>>

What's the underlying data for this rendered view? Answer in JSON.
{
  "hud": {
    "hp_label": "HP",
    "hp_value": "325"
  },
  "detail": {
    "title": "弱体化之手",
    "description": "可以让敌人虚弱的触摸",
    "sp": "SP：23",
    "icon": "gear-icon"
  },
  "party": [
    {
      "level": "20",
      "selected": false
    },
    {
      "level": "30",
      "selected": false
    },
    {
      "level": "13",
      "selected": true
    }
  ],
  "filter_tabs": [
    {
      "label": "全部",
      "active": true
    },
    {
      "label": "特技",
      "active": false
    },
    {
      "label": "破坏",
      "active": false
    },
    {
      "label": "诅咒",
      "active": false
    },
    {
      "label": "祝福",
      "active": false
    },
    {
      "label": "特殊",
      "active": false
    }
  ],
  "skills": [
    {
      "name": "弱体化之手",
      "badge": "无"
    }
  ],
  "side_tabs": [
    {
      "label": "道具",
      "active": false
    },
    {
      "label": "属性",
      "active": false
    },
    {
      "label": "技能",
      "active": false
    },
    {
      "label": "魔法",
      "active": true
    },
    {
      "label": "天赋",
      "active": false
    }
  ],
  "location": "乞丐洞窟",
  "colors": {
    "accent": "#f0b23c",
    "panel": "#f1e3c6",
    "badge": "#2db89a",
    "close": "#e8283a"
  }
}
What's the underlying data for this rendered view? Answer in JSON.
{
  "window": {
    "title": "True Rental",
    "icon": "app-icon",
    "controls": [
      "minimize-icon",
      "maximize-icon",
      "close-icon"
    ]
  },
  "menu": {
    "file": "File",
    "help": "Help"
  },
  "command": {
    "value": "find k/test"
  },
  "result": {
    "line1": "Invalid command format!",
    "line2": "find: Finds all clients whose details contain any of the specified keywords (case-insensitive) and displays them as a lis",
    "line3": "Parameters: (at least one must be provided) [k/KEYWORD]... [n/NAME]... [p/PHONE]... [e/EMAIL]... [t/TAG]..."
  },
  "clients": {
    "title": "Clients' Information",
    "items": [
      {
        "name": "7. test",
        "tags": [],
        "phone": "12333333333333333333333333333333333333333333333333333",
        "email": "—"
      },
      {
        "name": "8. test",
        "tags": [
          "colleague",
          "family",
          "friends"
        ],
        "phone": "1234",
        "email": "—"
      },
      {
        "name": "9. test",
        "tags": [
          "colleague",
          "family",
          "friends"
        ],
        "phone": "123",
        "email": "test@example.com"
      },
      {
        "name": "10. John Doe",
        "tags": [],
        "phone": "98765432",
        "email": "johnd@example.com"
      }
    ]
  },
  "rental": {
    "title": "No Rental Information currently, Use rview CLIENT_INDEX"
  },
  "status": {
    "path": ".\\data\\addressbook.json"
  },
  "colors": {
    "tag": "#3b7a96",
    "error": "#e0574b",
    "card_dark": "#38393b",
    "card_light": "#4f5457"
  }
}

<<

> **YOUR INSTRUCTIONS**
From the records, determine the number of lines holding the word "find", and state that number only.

> **EXPECTED OUTPUT**
2